Desire leads to the gratification of desire, which in turn leads to the repetition of the gratification. Repeated gratification in turn leads to the formation of an intensely pleasurable habit, one that persists even after the desire wanes and disappears, the very desire without whose gratification the habit wouldn't exist in the first place. Memories of pleasure conspire in the maintenance of habit. The ancient rake, exhausted and infirm, is not up for another round of debauchery, but the memories haunt him, of pleasures past. The memories keep alive the habit after the desire has fled the decrepit body that refuses to serve as an engine of pleasure.
And that puts me in mind of Schopenhauer's advice. "Abandon your vices before they abandon you."
When one is in the grip of a desire one typically knows it. He who wants a cold beer on a hot day knows what he wants and is likely to deem unhinged anyone with the temerity to deny that there are desires. Anywhere on the scale from velleity to craving, but especially at the craving end, there is a qualitative character to desire that makes it phenomenologically undeniable. If the beer example doesn't move you, think of lust. Lust is an intentional state: one cannot lust unless one lusts after someone or something. But although lust flees itself, voids itself in a rush towards its object — as Sartre might have said — there is nonetheless something 'it is like' (T. Nagel) to be in the state of lust. In this respect, desire is more like the non-intentional state of pain than it is like the intentional state of belief. There is most decidedly something it is like for me to desire X; but what is is like for me to believe that you desire X? Is it like anything? Not so clear.

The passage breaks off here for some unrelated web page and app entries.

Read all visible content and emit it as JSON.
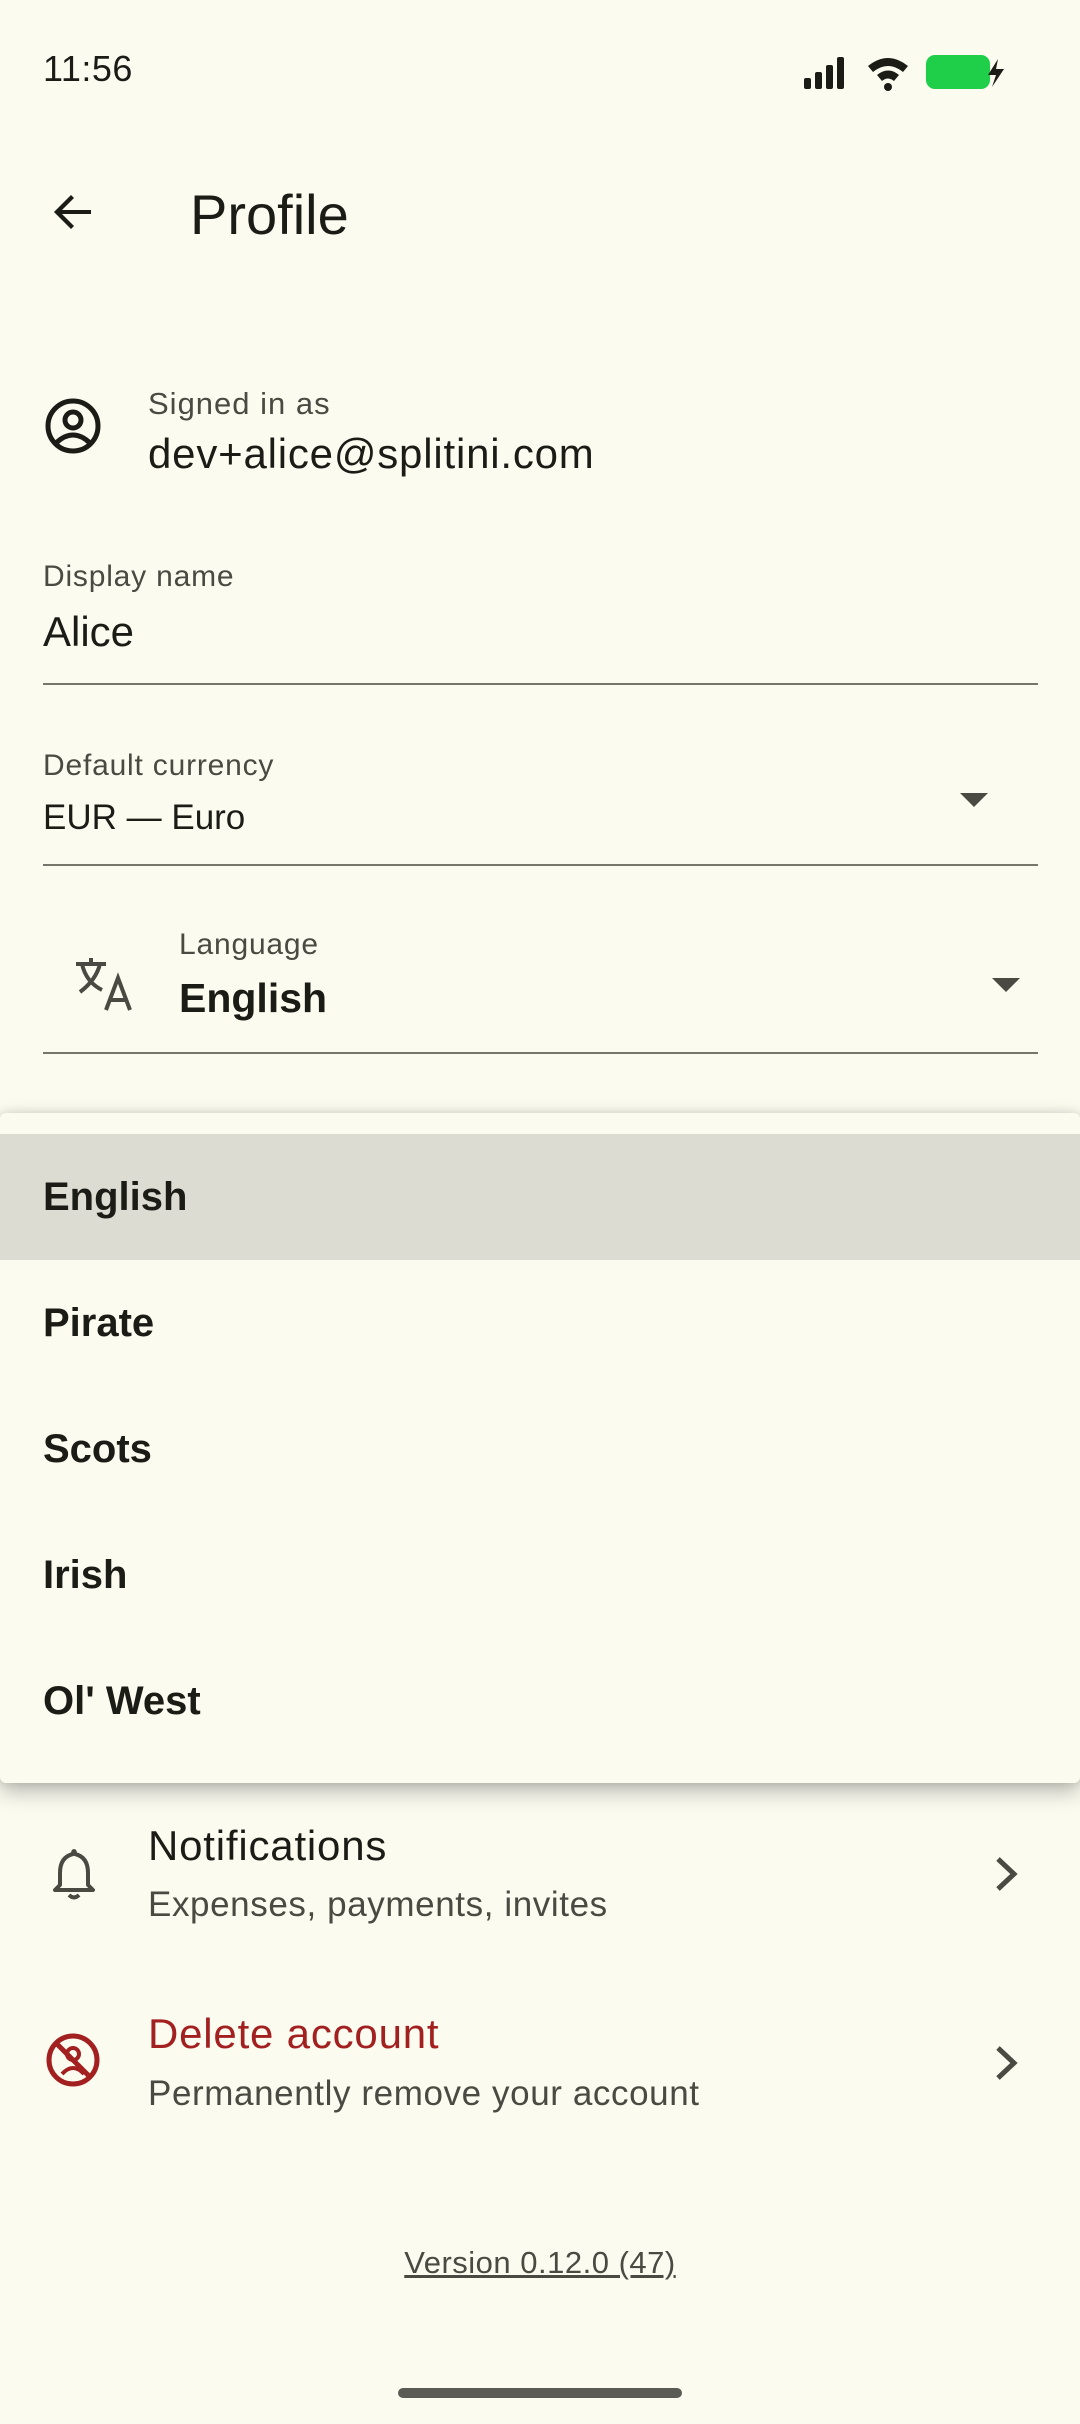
{
  "status_bar": {
    "time": "11:56",
    "icons": [
      "signal-icon",
      "wifi-icon",
      "battery-charging-icon"
    ],
    "battery_color": "#1fcf4a"
  },
  "app_bar": {
    "back_icon": "arrow-back-icon",
    "title": "Profile"
  },
  "account": {
    "icon": "account-circle-icon",
    "signed_in_label": "Signed in as",
    "email": "dev+alice@splitini.com"
  },
  "display_name": {
    "label": "Display name",
    "value": "Alice"
  },
  "default_currency": {
    "label": "Default currency",
    "value": "EUR — Euro"
  },
  "language": {
    "icon": "translate-icon",
    "label": "Language",
    "value": "English",
    "options": [
      "English",
      "Pirate",
      "Scots",
      "Irish",
      "Ol' West"
    ],
    "selected_index": 0
  },
  "rows": {
    "notifications": {
      "icon": "bell-icon",
      "title": "Notifications",
      "subtitle": "Expenses, payments, invites"
    },
    "delete_account": {
      "icon": "delete-account-icon",
      "title": "Delete account",
      "subtitle": "Permanently remove your account",
      "color": "#a32020"
    }
  },
  "version": "Version 0.12.0 (47)",
  "colors": {
    "background": "#fbfbf0",
    "menu_selected": "#dddcd3",
    "danger": "#a32020"
  }
}
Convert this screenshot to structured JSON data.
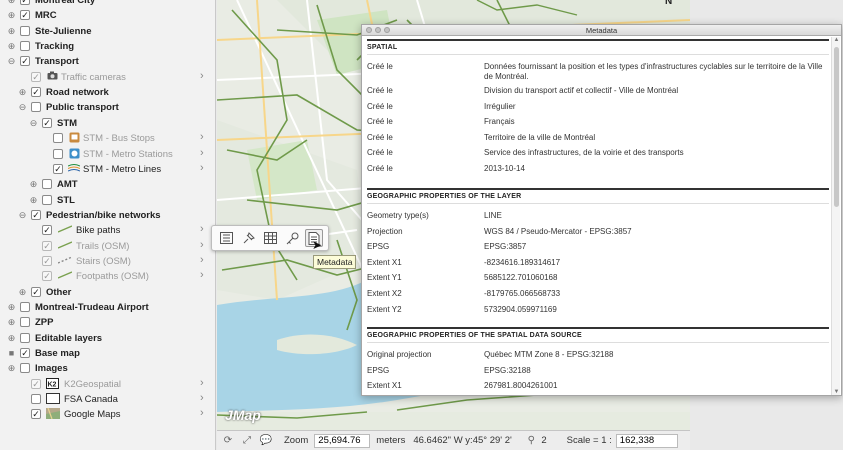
{
  "layers": [
    {
      "label": "Montreal City",
      "bold": true,
      "expander": "plus",
      "checked": true,
      "level": 0
    },
    {
      "label": "MRC",
      "bold": true,
      "expander": "plus",
      "checked": true,
      "level": 0
    },
    {
      "label": "Ste-Julienne",
      "bold": true,
      "expander": "plus",
      "checked": false,
      "level": 0
    },
    {
      "label": "Tracking",
      "bold": true,
      "expander": "plus",
      "checked": false,
      "level": 0
    },
    {
      "label": "Transport",
      "bold": true,
      "expander": "minus",
      "checked": true,
      "level": 0
    },
    {
      "label": "Traffic cameras",
      "bold": false,
      "grey": true,
      "expander": "",
      "checked": true,
      "disabled": true,
      "level": 1,
      "icon": "camera-icon",
      "arrow": true
    },
    {
      "label": "Road network",
      "bold": true,
      "expander": "plus",
      "checked": true,
      "level": 1
    },
    {
      "label": "Public transport",
      "bold": true,
      "expander": "minus",
      "checked": false,
      "level": 1
    },
    {
      "label": "STM",
      "bold": true,
      "expander": "minus",
      "checked": true,
      "level": 2
    },
    {
      "label": "STM - Bus Stops",
      "bold": false,
      "grey": true,
      "expander": "",
      "checked": false,
      "level": 3,
      "icon": "bus-stop-icon",
      "arrow": true
    },
    {
      "label": "STM - Metro Stations",
      "bold": false,
      "grey": true,
      "expander": "",
      "checked": false,
      "level": 3,
      "icon": "metro-station-icon",
      "arrow": true
    },
    {
      "label": "STM - Metro Lines",
      "bold": false,
      "expander": "",
      "checked": true,
      "level": 3,
      "icon": "metro-line-icon",
      "arrow": true
    },
    {
      "label": "AMT",
      "bold": true,
      "expander": "plus",
      "checked": false,
      "level": 2
    },
    {
      "label": "STL",
      "bold": true,
      "expander": "plus",
      "checked": false,
      "level": 2
    },
    {
      "label": "Pedestrian/bike networks",
      "bold": true,
      "expander": "minus",
      "checked": true,
      "level": 1
    },
    {
      "label": "Bike paths",
      "bold": false,
      "expander": "",
      "checked": true,
      "level": 2,
      "icon": "line-icon",
      "arrow": true
    },
    {
      "label": "Trails (OSM)",
      "bold": false,
      "grey": true,
      "expander": "",
      "checked": true,
      "disabled": true,
      "level": 2,
      "icon": "line-icon",
      "arrow": true
    },
    {
      "label": "Stairs (OSM)",
      "bold": false,
      "grey": true,
      "expander": "",
      "checked": true,
      "disabled": true,
      "level": 2,
      "icon": "dash-line-icon",
      "arrow": true
    },
    {
      "label": "Footpaths (OSM)",
      "bold": false,
      "grey": true,
      "expander": "",
      "checked": true,
      "disabled": true,
      "level": 2,
      "icon": "line-icon",
      "arrow": true
    },
    {
      "label": "Other",
      "bold": true,
      "expander": "plus",
      "checked": true,
      "level": 1
    },
    {
      "label": "Montreal-Trudeau Airport",
      "bold": true,
      "expander": "plus",
      "checked": false,
      "level": 0
    },
    {
      "label": "ZPP",
      "bold": true,
      "expander": "plus",
      "checked": false,
      "level": 0
    },
    {
      "label": "Editable layers",
      "bold": true,
      "expander": "plus",
      "checked": false,
      "level": 0
    },
    {
      "label": "Base map",
      "bold": true,
      "expander": "square",
      "checked": true,
      "level": 0
    },
    {
      "label": "Images",
      "bold": true,
      "expander": "plus",
      "checked": false,
      "level": 0
    },
    {
      "label": "K2Geospatial",
      "bold": false,
      "grey": true,
      "expander": "",
      "checked": true,
      "disabled": true,
      "level": 1,
      "icon": "k2-logo-icon",
      "arrow": true
    },
    {
      "label": "FSA Canada",
      "bold": false,
      "expander": "",
      "checked": false,
      "level": 1,
      "icon": "fsa-thumbnail-icon",
      "arrow": true
    },
    {
      "label": "Google Maps",
      "bold": false,
      "expander": "",
      "checked": true,
      "level": 1,
      "icon": "google-maps-thumbnail-icon",
      "arrow": true
    }
  ],
  "map": {
    "logo": "JMap",
    "compass": "N"
  },
  "float_toolbar": {
    "buttons": [
      "list-icon",
      "pin-icon",
      "table-icon",
      "key-icon",
      "metadata-icon"
    ],
    "tooltip": "Metadata"
  },
  "statusbar": {
    "zoom_label": "Zoom",
    "zoom_value": "25,694.76",
    "units": "meters",
    "coords": "46.6462\" W  y:45° 29' 2'",
    "selection_count": "2",
    "scale_label": "Scale = 1 :",
    "scale_value": "162,338"
  },
  "metadata": {
    "window_title": "Metadata",
    "sections": [
      {
        "title": "SPATIAL",
        "rows": [
          {
            "key": "Créé le",
            "value": "Données fournissant la position et les types d'infrastructures cyclables sur le territoire de la Ville de Montréal."
          },
          {
            "key": "Créé le",
            "value": "Division du transport actif et collectif - Ville de Montréal"
          },
          {
            "key": "Créé le",
            "value": "Irrégulier"
          },
          {
            "key": "Créé le",
            "value": "Français"
          },
          {
            "key": "Créé le",
            "value": "Territoire de la ville de Montréal"
          },
          {
            "key": "Créé le",
            "value": "Service des infrastructures, de la voirie et des transports"
          },
          {
            "key": "Créé le",
            "value": "2013-10-14"
          }
        ]
      },
      {
        "title": "GEOGRAPHIC PROPERTIES OF THE LAYER",
        "rows": [
          {
            "key": "Geometry type(s)",
            "value": "LINE"
          },
          {
            "key": "Projection",
            "value": "WGS 84 / Pseudo-Mercator - EPSG:3857"
          },
          {
            "key": "EPSG",
            "value": "EPSG:3857"
          },
          {
            "key": "Extent X1",
            "value": "-8234616.189314617"
          },
          {
            "key": "Extent Y1",
            "value": "5685122.701060168"
          },
          {
            "key": "Extent X2",
            "value": "-8179765.066568733"
          },
          {
            "key": "Extent Y2",
            "value": "5732904.059971169"
          }
        ]
      },
      {
        "title": "GEOGRAPHIC PROPERTIES OF THE SPATIAL DATA SOURCE",
        "rows": [
          {
            "key": "Original projection",
            "value": "Québec MTM Zone 8 - EPSG:32188"
          },
          {
            "key": "EPSG",
            "value": "EPSG:32188"
          },
          {
            "key": "Extent X1",
            "value": "267981.8004261001"
          }
        ]
      }
    ]
  }
}
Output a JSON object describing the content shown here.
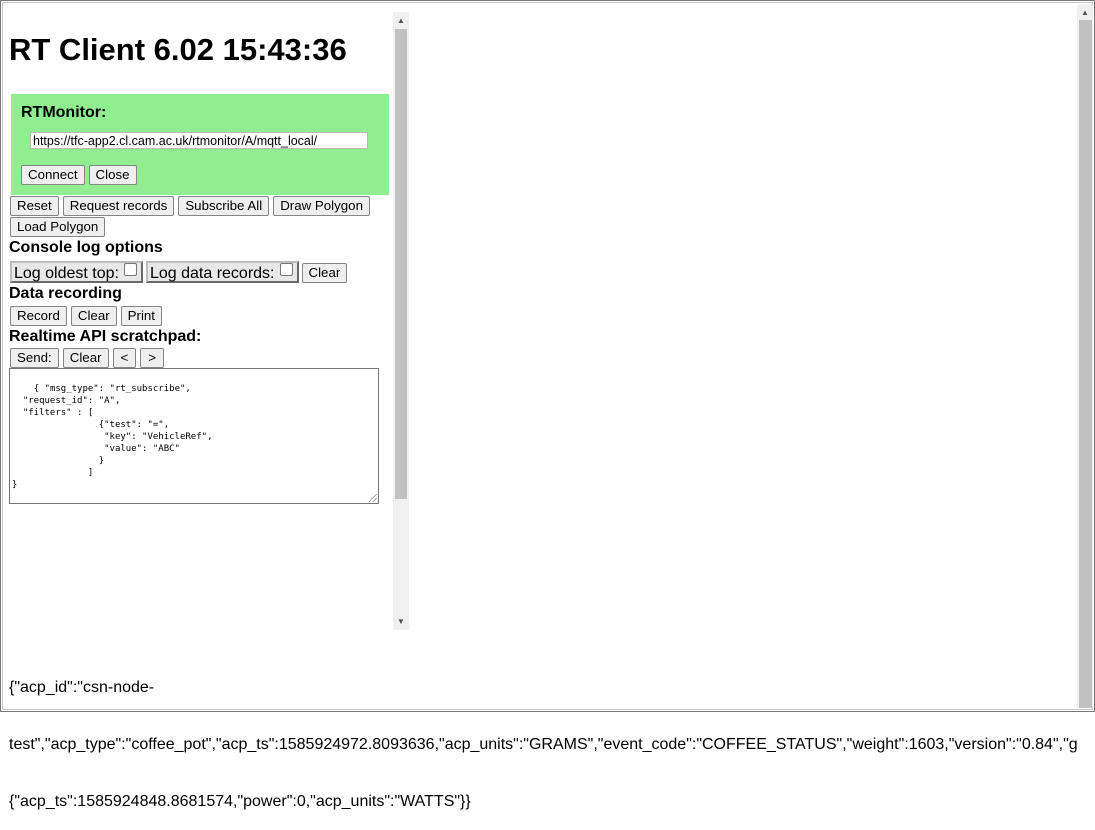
{
  "header": {
    "title": "RT Client 6.02 15:43:36"
  },
  "rtmonitor": {
    "label": "RTMonitor:",
    "url": "https://tfc-app2.cl.cam.ac.uk/rtmonitor/A/mqtt_local/",
    "connect_label": "Connect",
    "close_label": "Close"
  },
  "toolbar": {
    "reset_label": "Reset",
    "request_records_label": "Request records",
    "subscribe_all_label": "Subscribe All",
    "draw_polygon_label": "Draw Polygon",
    "load_polygon_label": "Load Polygon"
  },
  "console_log": {
    "heading": "Console log options",
    "log_oldest_top_label": "Log oldest top:",
    "log_oldest_top_checked": false,
    "log_data_records_label": "Log data records:",
    "log_data_records_checked": false,
    "clear_label": "Clear"
  },
  "data_recording": {
    "heading": "Data recording",
    "record_label": "Record",
    "clear_label": "Clear",
    "print_label": "Print"
  },
  "scratchpad": {
    "heading": "Realtime API scratchpad:",
    "send_label": "Send:",
    "clear_label": "Clear",
    "prev_label": "<",
    "next_label": ">",
    "content": "{ \"msg_type\": \"rt_subscribe\",\n  \"request_id\": \"A\",\n  \"filters\" : [\n                {\"test\": \"=\",\n                 \"key\": \"VehicleRef\",\n                 \"value\": \"ABC\"\n                }\n              ]\n}"
  },
  "log": {
    "line1": "{\"acp_id\":\"csn-node-",
    "line2": "test\",\"acp_type\":\"coffee_pot\",\"acp_ts\":1585924972.8093636,\"acp_units\":\"GRAMS\",\"event_code\":\"COFFEE_STATUS\",\"weight\":1603,\"version\":\"0.84\",\"g",
    "line3": "{\"acp_ts\":1585924848.8681574,\"power\":0,\"acp_units\":\"WATTS\"}}"
  },
  "colors": {
    "rtmonitor_bg": "#90ee90",
    "scrollbar_thumb": "#c1c1c1"
  },
  "icons": {
    "scroll_up": "triangle-up-icon",
    "scroll_down": "triangle-down-icon"
  }
}
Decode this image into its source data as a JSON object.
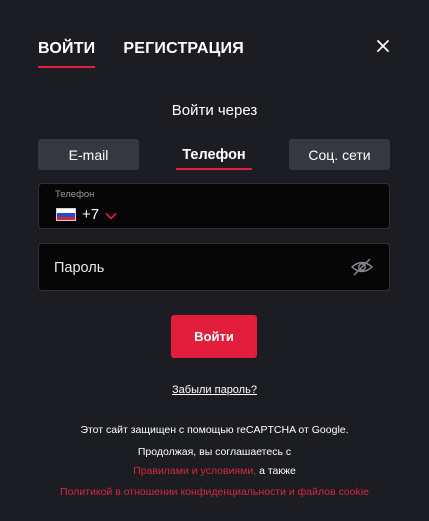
{
  "header": {
    "tabs": [
      {
        "label": "ВОЙТИ",
        "active": true
      },
      {
        "label": "РЕГИСТРАЦИЯ",
        "active": false
      }
    ],
    "close_icon": "close-icon"
  },
  "login_via": "Войти через",
  "methods": {
    "email": "E-mail",
    "phone": "Телефон",
    "social": "Соц. сети",
    "selected": "Телефон"
  },
  "phone_field": {
    "label": "Телефон",
    "country_flag": "russia-flag-icon",
    "country_code": "+7",
    "value": ""
  },
  "password_field": {
    "placeholder": "Пароль",
    "toggle_icon": "eye-slash-icon"
  },
  "submit_label": "Войти",
  "forgot_password": "Забыли пароль?",
  "legal": {
    "recaptcha": "Этот сайт защищен с помощью reCAPTCHA от Google.",
    "agree": "Продолжая, вы соглашаетесь с",
    "terms_link": "Правилами и условиями,",
    "and_also": " а также",
    "privacy_link": "Политикой в отношении конфиденциальности и файлов cookie"
  },
  "colors": {
    "background": "#1b1d22",
    "accent": "#e31e3c",
    "inactive_button": "#35383e",
    "field_background": "#060607"
  }
}
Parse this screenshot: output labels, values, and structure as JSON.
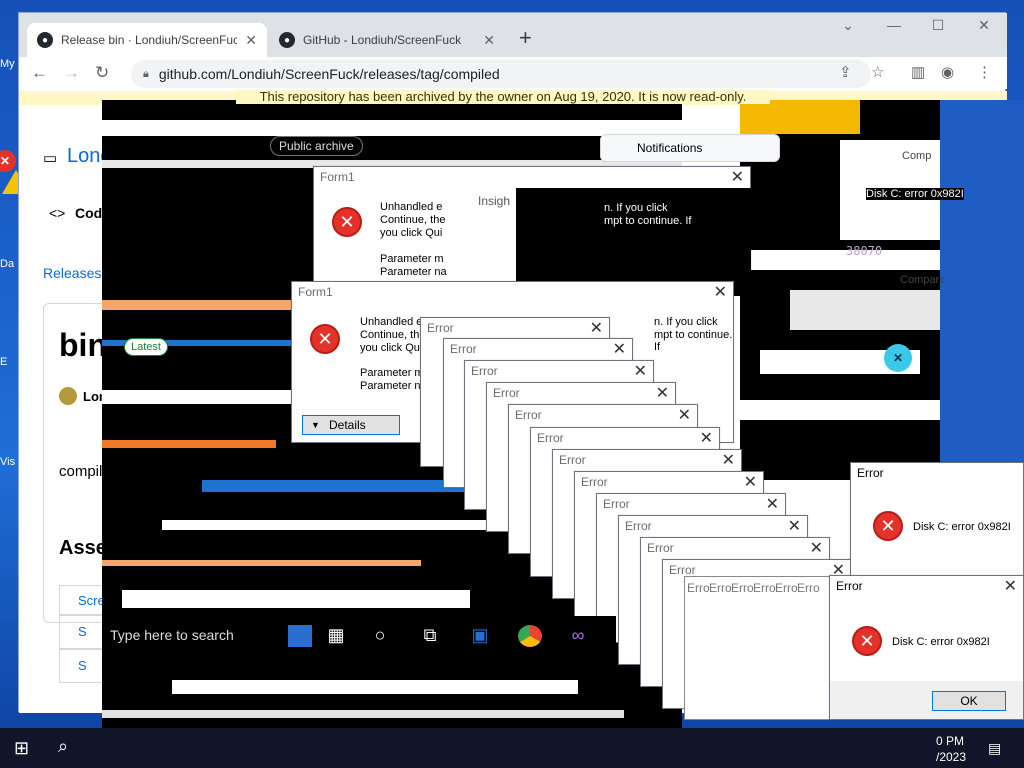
{
  "browser": {
    "tabs": [
      {
        "label": "Release bin · Londiuh/ScreenFuck",
        "active": true
      },
      {
        "label": "GitHub - Londiuh/ScreenFuck",
        "active": false
      }
    ],
    "new_tab_label": "+",
    "url": "github.com/Londiuh/ScreenFuck/releases/tag/compiled",
    "archive_banner": "This repository has been archived by the owner on Aug 19, 2020. It is now read-only."
  },
  "github": {
    "repo_owner": "Lond",
    "code_tab": "Code",
    "releases_link": "Releases",
    "release_title": "bin",
    "author": "Lond",
    "release_body": "compiled exe",
    "assets_heading": "Assets",
    "assets": [
      "ScreenFuck",
      "S",
      "S"
    ],
    "notifications": "Notifications",
    "public_archive": "Public archive",
    "latest_badge": "Latest"
  },
  "form_dialogs": [
    {
      "title": "Form1",
      "message": "Unhandled exception has occurred in your application. If you click Continue, the application will ignore this error and attempt to continue. If you click Quit, the application will close immediately.",
      "line1": "Unhandled e",
      "line1b": "n. If you click",
      "line2": "Continue, the",
      "line2b": "mpt to continue. If",
      "line3": "you click Qui",
      "detail1": "Parameter m",
      "detail2": "Parameter na"
    },
    {
      "title": "Form1",
      "line1": "Unhandled e",
      "line1b": "n. If you click",
      "line2": "Continue, the",
      "line2b": "mpt to continue. If",
      "line3": "you click Qui",
      "detail1": "Parameter m",
      "detail2": "Parameter na",
      "details_button": "Details"
    }
  ],
  "error_dialogs": {
    "title": "Error",
    "message": "Disk C: error 0x982I",
    "ok_label": "OK",
    "tab_fragments": [
      "Erro",
      "Erro",
      "Erro",
      "Erro",
      "Erro",
      "Erro",
      "Erro"
    ],
    "compare_fragment": "Compare",
    "comp_fragment": "Comp",
    "disk_fragment": "Disk C: error 0x982I",
    "hex_fragment": "38070",
    "insights_fragment": "Insigh"
  },
  "taskbar": {
    "search_placeholder": "Type here to search",
    "clock_time": "0 PM",
    "clock_date": "/2023"
  },
  "desktop": {
    "icon_labels": [
      "My",
      "Da",
      "E",
      "Vis"
    ]
  },
  "colors": {
    "error_red": "#e4322b",
    "github_link": "#0969da",
    "banner_bg": "#fff8c5",
    "dialog_border": "#0078d7"
  }
}
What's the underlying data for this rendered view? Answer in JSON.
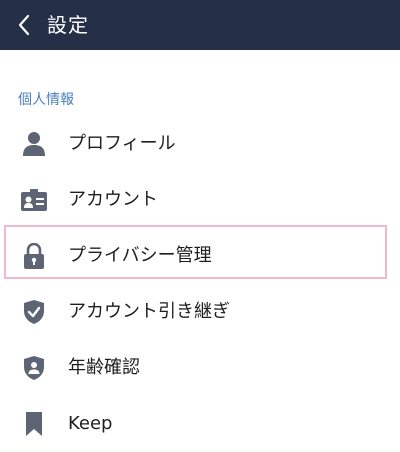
{
  "header": {
    "title": "設定",
    "background": "#253048"
  },
  "section": {
    "label": "個人情報",
    "label_color": "#4a7fc0"
  },
  "items": [
    {
      "label": "プロフィール",
      "icon": "person-icon"
    },
    {
      "label": "アカウント",
      "icon": "id-card-icon"
    },
    {
      "label": "プライバシー管理",
      "icon": "lock-icon",
      "highlighted": true
    },
    {
      "label": "アカウント引き継ぎ",
      "icon": "shield-check-icon"
    },
    {
      "label": "年齢確認",
      "icon": "shield-person-icon"
    },
    {
      "label": "Keep",
      "icon": "bookmark-icon"
    }
  ],
  "colors": {
    "icon": "#5d6474",
    "highlight_border": "#f0b8cf"
  }
}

What is idolatry? I suggest that the essence of idolatry lies in the illicit absolutizing of the relative. A finite good becomes an idol when it is treated as if it were an infinite good, i.e., one capable of satisfying our infinite desire. But is our desire infinite? That our desire is infinite is shown by the fact that it is never satisfied by any finite object or series of finite objects. Not even an infinite series of finite objects could satisfy it since what we really want is not an endless series of finite satisfactions -- say a different black-eyed virgin every night as in popular Islam's depiction of paradise — but a satisfaction in which one could finally rest. "Our hearts are restless until they rest in Thee." (Augustine) What we really want, though we don't know it, is the absolute good which is goodness itself, namely God. This idea is common to Plato, Augustine, Malebranche, and Simone Weil.